The court is considering challenges to the Defense of Marriage Act, which bars the federal government from recognizing same-sex marriages, and Proposition 8, the California ballot initiative that bans same-sex marriage in that state. These challenges are historic: though state and federal courts from Alaska to New Jersey have considered same-sex marriage, the Supreme Court has never heard a case about it.

(MORE: Why Republicans Are Saying “I Do” to Gay Marriage)

The Supreme Court is known for its sharp partisan divide. The four-Justice liberal bloc is likely to be sympathetic to gay marriage, while the four-Justice conservative camp is likely to be hostile — though how Chief Justice John Roberts will come out is far from certain. In the middle is the court’s usual swing Justice, Justice Kennedy, who has — surprisingly — been the court’s most steadfast supporter of gay rights.

A Reagan appointee, Justice Kennedy is no liberal, as he has shown on issues from affirmative action to corporate campaign spending. But he has repeatedly sided with gay litigants before the court. In 1996, early in the gay-rights legal revolution, he wrote the majority opinion in Romer v. Evans, striking down a Colorado constitutional amendment that prevented localities from passing laws protecting gay people from discrimination. In 2003, he wrote the landmark ruling Lawrence v. Texas, which struck down Texas’ law against gay sex.

(MORE: What Will Justice Kennedy Do?)

It is not clear why Justice Kennedy — who has not been a particular friend of racial minorities in civil rights cases — has been so sympathetic to gay rights. One factor could be that, as a law professor told the Los Angeles Times, he is a “California Establishment Republican” who has traveled “in circles where he has met and likes lots of gay people.” A new Pew Research poll found that the biggest factor in changing people’s minds in favor of gay marriage is knowing a gay person.

Or it could be other factors: people have all sorts of reasons for the beliefs they hold. What matters is that in Justice Kennedy’s case, the sympathy for equal rights for gay people seems both sincere and deeply held. In his 2003 opinion striking down Texas’ sodomy law, Justice Kennedy not only said that the court’s 1986 ruling upholding a similar Georgia law was wrong — he insisted that its “continuance as a precedent demeans the lives of homosexual persons.”

As they say on Wall Street, past performance does not guarantee future results, but it would be surprising based on Justice Kennedy’s rulings so far if he did not side in some way with the supporters of gay marriage. If he is joined, as expected, by the court’s four liberals – Justice Ruth Bader Ginsburg, Justice Stephen Breyer, Justice Elena Kagan and Justice Sonia Sotomayor — there will be five votes on the court sympathetic to the pro-gay-marriage side.

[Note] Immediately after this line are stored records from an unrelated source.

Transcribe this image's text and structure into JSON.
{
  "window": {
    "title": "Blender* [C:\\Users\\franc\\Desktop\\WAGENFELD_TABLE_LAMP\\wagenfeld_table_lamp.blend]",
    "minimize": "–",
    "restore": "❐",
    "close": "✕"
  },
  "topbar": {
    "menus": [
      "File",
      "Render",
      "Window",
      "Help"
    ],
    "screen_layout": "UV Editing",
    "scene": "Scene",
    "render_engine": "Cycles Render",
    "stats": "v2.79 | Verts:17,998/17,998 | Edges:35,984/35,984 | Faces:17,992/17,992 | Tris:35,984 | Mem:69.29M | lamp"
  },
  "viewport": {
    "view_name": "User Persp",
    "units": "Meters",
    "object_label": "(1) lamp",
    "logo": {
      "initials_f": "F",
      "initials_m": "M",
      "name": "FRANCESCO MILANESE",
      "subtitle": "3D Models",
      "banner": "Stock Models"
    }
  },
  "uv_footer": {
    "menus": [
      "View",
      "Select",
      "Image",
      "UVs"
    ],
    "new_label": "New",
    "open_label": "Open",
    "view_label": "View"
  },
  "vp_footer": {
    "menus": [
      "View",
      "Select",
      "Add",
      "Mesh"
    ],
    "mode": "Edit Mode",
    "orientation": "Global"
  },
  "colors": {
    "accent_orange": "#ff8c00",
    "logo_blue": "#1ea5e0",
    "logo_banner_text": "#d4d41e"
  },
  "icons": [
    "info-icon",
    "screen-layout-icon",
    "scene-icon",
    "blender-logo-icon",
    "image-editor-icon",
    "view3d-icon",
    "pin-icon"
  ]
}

Those five Justices could well unite to hand down a sweeping, Brown v. Board of Education–style ruling that the Equal Protection Clause requires all 50 states and the federal government to recognize same-sex marriage. But there are many reasons that, owing to the specifics of the cases, the Justices might do less. One option for the court in the Proposition 8 case is to say the parties do not have legal “standing” — and that they should not decide the case at all. (That would leave in place a lower-court ruling allowing gay marriage in California.)

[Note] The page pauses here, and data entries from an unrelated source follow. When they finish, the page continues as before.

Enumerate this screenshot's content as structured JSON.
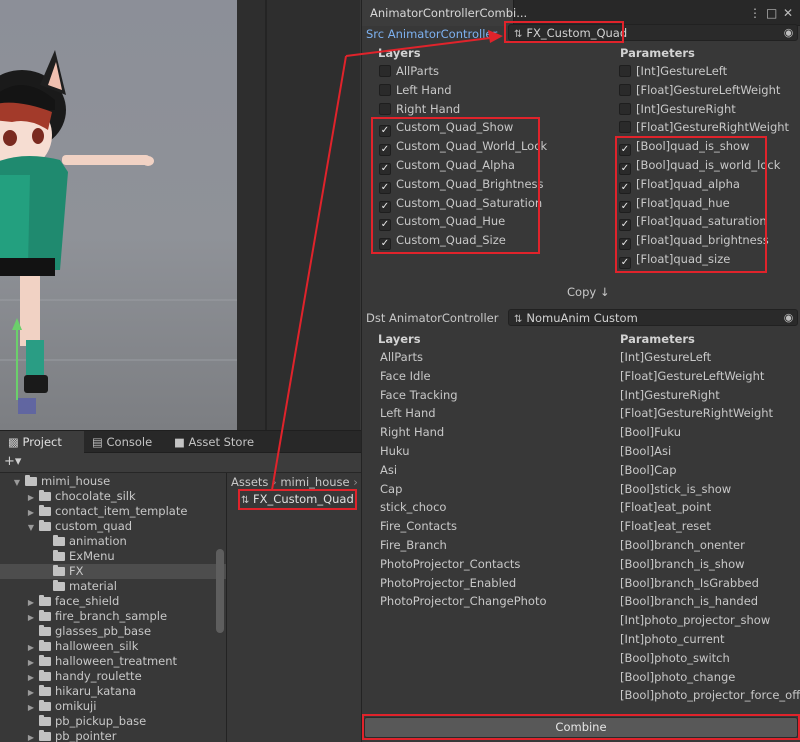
{
  "tool_window": {
    "tab_title": "AnimatorControllerCombi...",
    "src_label": "Src AnimatorController",
    "src_value": "FX_Custom_Quad",
    "dst_label": "Dst AnimatorController",
    "dst_value": "NomuAnim Custom",
    "copy_label": "Copy ↓",
    "combine_label": "Combine",
    "src": {
      "layers_header": "Layers",
      "params_header": "Parameters",
      "layers": [
        {
          "label": "AllParts",
          "checked": false
        },
        {
          "label": "Left Hand",
          "checked": false
        },
        {
          "label": "Right Hand",
          "checked": false
        },
        {
          "label": "Custom_Quad_Show",
          "checked": true
        },
        {
          "label": "Custom_Quad_World_Lock",
          "checked": true
        },
        {
          "label": "Custom_Quad_Alpha",
          "checked": true
        },
        {
          "label": "Custom_Quad_Brightness",
          "checked": true
        },
        {
          "label": "Custom_Quad_Saturation",
          "checked": true
        },
        {
          "label": "Custom_Quad_Hue",
          "checked": true
        },
        {
          "label": "Custom_Quad_Size",
          "checked": true
        }
      ],
      "params": [
        {
          "label": "[Int]GestureLeft",
          "checked": false
        },
        {
          "label": "[Float]GestureLeftWeight",
          "checked": false
        },
        {
          "label": "[Int]GestureRight",
          "checked": false
        },
        {
          "label": "[Float]GestureRightWeight",
          "checked": false
        },
        {
          "label": "[Bool]quad_is_show",
          "checked": true
        },
        {
          "label": "[Bool]quad_is_world_lock",
          "checked": true
        },
        {
          "label": "[Float]quad_alpha",
          "checked": true
        },
        {
          "label": "[Float]quad_hue",
          "checked": true
        },
        {
          "label": "[Float]quad_saturation",
          "checked": true
        },
        {
          "label": "[Float]quad_brightness",
          "checked": true
        },
        {
          "label": "[Float]quad_size",
          "checked": true
        }
      ]
    },
    "dst": {
      "layers_header": "Layers",
      "params_header": "Parameters",
      "layers": [
        "AllParts",
        "Face Idle",
        "Face Tracking",
        "Left Hand",
        "Right Hand",
        "Huku",
        "Asi",
        "Cap",
        "stick_choco",
        "Fire_Contacts",
        "Fire_Branch",
        "PhotoProjector_Contacts",
        "PhotoProjector_Enabled",
        "PhotoProjector_ChangePhoto"
      ],
      "params": [
        "[Int]GestureLeft",
        "[Float]GestureLeftWeight",
        "[Int]GestureRight",
        "[Float]GestureRightWeight",
        "[Bool]Fuku",
        "[Bool]Asi",
        "[Bool]Cap",
        "[Bool]stick_is_show",
        "[Float]eat_point",
        "[Float]eat_reset",
        "[Bool]branch_onenter",
        "[Bool]branch_is_show",
        "[Bool]branch_IsGrabbed",
        "[Bool]branch_is_handed",
        "[Int]photo_projector_show",
        "[Int]photo_current",
        "[Bool]photo_switch",
        "[Bool]photo_change",
        "[Bool]photo_projector_force_off"
      ]
    }
  },
  "project_panel": {
    "tabs": [
      "Project",
      "Console",
      "Asset Store"
    ],
    "add_button": "+▾",
    "breadcrumb": [
      "Assets",
      "mimi_house"
    ],
    "selected_asset": "FX_Custom_Quad",
    "tree": [
      {
        "label": "mimi_house",
        "expanded": true,
        "depth": 0
      },
      {
        "label": "chocolate_silk",
        "expanded": false,
        "depth": 1
      },
      {
        "label": "contact_item_template",
        "expanded": false,
        "depth": 1
      },
      {
        "label": "custom_quad",
        "expanded": true,
        "depth": 1
      },
      {
        "label": "animation",
        "expanded": null,
        "depth": 2
      },
      {
        "label": "ExMenu",
        "expanded": null,
        "depth": 2
      },
      {
        "label": "FX",
        "expanded": null,
        "depth": 2,
        "selected": true
      },
      {
        "label": "material",
        "expanded": null,
        "depth": 2
      },
      {
        "label": "face_shield",
        "expanded": false,
        "depth": 1
      },
      {
        "label": "fire_branch_sample",
        "expanded": false,
        "depth": 1
      },
      {
        "label": "glasses_pb_base",
        "expanded": null,
        "depth": 1
      },
      {
        "label": "halloween_silk",
        "expanded": false,
        "depth": 1
      },
      {
        "label": "halloween_treatment",
        "expanded": false,
        "depth": 1
      },
      {
        "label": "handy_roulette",
        "expanded": false,
        "depth": 1
      },
      {
        "label": "hikaru_katana",
        "expanded": false,
        "depth": 1
      },
      {
        "label": "omikuji",
        "expanded": false,
        "depth": 1
      },
      {
        "label": "pb_pickup_base",
        "expanded": null,
        "depth": 1
      },
      {
        "label": "pb_pointer",
        "expanded": false,
        "depth": 1
      }
    ]
  },
  "colors": {
    "highlight": "#e0232b",
    "accent_link": "#7db1f0"
  }
}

Even some supporters of gay rights suggest there might be good reasons for the court to move slowly. They argue that gay marriage is doing well right now in the political process — and that it will eventually be adopted nationwide through legislatures and referenda. And they caution that having the Supreme Court order it could create the sort of backlash that emerged in 1973, after Roe v. Wade struck down abortion restrictions nationwide.

In the end, the law is what five Justices say it is — and based on Justice Kennedy’s track record, there may be the votes for a far-reaching decision. Justice Kennedy has not been particularly tentative in his gay-rights rulings in the past — he has written two landmark decisions and this could be his third. If Justice Kennedy is disturbed when the law “demeans the lives of homosexual persons,” he may be eager to provide the deciding vote to usher in marriage equality.